|International Classification||F01M11/03, B01D27/08, F02M37/22|
|Cooperative Classification||Y10S210/17, B01D27/08|
|Oct 29, 1981||AS||Assignment|
Owner name: DONALDSON COMPANY, INC. 1400 WEST 94TH ST MINNEAPO
Free format text: ASSIGNMENT OF ASSIGNORS INTEREST.;ASSIGNOR:STIFELMAN, JACK;REEL/FRAME:003948/0623
Effective date: 19811028
Owner name: DONALDSON COMPANY, INC., A CORP OF DE, MINNESOTA
Free format text: ASSIGNMENT OF ASSIGNORS INTEREST;ASSIGNOR:STIFELMAN, JACK;REEL/FRAME:003948/0623
Effective date: 19811028
Owner name: DONALDSON COMPANY, INC., MINNESOTA
Free format text: ASSIGNMENT OF ASSIGNORS INTEREST;ASSIGNOR:STIFELMAN, JACK;REEL/FRAME:003948/0623
Effective date: 19811028
|Jun 30, 1986||FPAY||Fee payment|

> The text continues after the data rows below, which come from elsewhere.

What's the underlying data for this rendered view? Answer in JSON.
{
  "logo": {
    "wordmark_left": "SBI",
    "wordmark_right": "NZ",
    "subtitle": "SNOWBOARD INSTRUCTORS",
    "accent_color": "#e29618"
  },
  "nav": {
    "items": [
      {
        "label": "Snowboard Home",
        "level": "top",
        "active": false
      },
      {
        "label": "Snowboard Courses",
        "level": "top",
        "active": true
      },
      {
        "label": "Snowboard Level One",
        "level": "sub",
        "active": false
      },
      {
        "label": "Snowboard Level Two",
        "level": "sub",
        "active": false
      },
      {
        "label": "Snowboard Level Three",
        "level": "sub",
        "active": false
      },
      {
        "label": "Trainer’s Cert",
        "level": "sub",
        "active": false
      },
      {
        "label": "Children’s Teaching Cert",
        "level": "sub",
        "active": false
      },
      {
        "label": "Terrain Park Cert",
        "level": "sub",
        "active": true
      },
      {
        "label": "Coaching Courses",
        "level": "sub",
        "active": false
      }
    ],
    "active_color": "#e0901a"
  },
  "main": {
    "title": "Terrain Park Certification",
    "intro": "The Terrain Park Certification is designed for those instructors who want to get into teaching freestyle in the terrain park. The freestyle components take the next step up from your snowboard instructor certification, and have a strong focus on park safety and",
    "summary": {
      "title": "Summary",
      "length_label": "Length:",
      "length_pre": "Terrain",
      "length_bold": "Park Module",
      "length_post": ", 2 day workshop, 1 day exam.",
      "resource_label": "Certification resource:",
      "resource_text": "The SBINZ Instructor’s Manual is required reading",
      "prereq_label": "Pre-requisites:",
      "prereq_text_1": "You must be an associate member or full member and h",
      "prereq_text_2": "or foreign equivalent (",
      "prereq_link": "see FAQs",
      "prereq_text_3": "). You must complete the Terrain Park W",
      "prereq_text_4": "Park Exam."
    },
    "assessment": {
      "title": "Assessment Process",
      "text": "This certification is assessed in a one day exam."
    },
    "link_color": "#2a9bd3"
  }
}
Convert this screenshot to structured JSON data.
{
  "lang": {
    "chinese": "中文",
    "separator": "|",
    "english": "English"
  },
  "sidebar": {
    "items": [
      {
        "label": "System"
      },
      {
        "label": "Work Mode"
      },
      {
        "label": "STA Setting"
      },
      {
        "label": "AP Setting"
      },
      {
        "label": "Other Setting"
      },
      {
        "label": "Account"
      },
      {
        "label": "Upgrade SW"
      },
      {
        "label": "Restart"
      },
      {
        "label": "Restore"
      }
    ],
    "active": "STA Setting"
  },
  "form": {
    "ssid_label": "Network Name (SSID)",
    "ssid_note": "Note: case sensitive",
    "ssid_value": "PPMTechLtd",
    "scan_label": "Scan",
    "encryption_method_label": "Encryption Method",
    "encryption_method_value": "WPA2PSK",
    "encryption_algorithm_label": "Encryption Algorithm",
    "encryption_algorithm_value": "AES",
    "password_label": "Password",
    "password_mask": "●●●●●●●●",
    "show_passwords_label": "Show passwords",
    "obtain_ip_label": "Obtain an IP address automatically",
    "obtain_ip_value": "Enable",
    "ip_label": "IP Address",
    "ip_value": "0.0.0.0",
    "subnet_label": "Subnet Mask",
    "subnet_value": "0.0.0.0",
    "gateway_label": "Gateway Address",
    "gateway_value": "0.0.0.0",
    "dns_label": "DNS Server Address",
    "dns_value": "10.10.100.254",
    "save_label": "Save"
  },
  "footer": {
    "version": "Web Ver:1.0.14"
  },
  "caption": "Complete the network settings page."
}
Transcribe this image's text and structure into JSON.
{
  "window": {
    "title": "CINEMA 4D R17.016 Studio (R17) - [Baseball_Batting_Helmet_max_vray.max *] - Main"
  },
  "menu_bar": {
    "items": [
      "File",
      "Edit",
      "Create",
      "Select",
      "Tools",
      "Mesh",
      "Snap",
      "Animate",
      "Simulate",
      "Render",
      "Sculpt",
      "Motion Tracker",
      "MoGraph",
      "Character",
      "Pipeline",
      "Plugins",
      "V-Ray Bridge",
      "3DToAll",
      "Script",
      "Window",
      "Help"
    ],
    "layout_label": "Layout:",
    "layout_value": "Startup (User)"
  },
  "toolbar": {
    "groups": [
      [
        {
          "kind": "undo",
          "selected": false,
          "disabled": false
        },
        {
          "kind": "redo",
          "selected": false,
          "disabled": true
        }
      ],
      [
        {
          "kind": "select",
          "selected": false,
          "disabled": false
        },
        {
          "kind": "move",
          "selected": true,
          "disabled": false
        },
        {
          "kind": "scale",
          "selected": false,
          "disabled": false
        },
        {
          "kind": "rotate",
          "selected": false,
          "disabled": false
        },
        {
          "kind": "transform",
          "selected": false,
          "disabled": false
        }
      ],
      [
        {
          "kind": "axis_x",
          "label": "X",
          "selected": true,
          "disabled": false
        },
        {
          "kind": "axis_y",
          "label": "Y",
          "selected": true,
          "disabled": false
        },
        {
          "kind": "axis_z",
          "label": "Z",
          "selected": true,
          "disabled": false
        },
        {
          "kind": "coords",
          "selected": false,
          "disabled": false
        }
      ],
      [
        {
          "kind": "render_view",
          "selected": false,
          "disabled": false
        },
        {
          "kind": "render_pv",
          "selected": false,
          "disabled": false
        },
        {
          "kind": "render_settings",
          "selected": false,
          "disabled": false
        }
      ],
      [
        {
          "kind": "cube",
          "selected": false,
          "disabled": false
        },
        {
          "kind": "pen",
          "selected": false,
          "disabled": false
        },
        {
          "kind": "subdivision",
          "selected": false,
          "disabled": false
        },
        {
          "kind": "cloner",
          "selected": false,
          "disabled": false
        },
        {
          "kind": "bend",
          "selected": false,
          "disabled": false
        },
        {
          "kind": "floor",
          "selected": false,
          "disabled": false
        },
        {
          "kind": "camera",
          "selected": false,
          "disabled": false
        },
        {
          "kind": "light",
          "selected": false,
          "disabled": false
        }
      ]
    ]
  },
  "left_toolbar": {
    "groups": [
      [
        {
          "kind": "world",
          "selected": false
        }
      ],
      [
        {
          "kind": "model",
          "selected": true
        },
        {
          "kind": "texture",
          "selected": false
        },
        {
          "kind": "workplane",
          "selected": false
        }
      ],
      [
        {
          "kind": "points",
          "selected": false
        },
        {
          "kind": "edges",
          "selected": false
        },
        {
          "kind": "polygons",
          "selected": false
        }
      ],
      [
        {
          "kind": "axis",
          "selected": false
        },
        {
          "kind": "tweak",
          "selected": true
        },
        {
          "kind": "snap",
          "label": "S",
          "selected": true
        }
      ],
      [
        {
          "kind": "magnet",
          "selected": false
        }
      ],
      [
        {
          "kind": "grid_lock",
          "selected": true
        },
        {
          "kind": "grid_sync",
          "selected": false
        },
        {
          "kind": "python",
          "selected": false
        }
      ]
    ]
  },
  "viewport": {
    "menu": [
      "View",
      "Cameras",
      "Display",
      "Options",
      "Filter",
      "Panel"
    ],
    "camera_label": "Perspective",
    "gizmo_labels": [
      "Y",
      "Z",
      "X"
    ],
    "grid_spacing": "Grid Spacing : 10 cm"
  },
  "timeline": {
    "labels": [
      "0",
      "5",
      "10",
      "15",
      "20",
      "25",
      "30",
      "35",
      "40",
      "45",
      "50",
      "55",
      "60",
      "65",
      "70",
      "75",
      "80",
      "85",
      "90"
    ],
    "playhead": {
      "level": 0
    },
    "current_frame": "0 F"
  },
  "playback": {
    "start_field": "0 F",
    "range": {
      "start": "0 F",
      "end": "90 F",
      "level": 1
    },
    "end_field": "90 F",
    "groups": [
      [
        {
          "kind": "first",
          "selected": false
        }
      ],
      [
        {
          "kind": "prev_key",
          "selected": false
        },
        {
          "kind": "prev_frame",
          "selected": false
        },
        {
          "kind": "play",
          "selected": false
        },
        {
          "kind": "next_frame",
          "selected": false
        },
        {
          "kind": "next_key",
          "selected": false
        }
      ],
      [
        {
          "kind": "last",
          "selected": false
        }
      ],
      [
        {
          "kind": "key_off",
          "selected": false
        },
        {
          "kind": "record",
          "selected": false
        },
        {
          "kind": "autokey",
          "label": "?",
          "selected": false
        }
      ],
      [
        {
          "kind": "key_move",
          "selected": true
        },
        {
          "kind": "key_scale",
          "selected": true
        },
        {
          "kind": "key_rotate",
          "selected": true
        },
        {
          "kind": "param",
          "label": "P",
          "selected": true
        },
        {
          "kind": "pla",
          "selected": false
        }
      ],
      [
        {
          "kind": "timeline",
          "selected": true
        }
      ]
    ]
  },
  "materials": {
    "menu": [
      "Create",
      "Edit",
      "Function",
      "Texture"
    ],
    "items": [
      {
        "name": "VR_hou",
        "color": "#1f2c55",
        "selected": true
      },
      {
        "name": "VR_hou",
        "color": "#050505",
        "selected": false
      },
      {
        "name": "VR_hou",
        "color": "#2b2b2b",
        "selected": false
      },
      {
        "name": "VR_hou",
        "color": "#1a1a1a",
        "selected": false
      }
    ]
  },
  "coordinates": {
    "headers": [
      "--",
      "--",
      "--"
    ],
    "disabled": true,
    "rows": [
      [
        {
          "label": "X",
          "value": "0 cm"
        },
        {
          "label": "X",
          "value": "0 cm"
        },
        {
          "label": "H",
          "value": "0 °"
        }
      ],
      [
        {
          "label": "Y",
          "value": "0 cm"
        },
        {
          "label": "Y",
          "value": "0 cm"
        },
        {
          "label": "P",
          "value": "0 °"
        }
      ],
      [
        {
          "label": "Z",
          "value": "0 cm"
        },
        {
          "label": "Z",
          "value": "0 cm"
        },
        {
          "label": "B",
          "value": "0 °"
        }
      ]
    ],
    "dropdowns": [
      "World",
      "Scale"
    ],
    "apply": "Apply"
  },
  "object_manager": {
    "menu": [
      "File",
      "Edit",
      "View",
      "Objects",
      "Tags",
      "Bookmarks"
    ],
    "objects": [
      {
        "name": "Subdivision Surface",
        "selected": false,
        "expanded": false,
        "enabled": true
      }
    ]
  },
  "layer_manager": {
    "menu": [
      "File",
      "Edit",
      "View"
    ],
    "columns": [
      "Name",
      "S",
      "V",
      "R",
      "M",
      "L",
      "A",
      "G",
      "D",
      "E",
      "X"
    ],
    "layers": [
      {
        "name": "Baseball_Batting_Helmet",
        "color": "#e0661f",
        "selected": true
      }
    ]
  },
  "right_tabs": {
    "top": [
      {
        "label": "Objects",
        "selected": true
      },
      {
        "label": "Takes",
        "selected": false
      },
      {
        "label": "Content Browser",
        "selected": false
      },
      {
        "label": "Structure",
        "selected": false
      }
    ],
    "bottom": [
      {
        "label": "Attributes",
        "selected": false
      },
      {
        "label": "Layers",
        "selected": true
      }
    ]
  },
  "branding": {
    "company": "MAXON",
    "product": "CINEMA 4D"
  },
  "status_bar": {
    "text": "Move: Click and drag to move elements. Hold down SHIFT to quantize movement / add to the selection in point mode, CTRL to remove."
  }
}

Year of fee payment: 4
|Jul 3, 1990||FPAY||Fee payment|
Year of fee payment: 8
|Jul 1, 1994||FPAY||Fee payment|
Year of fee payment: 12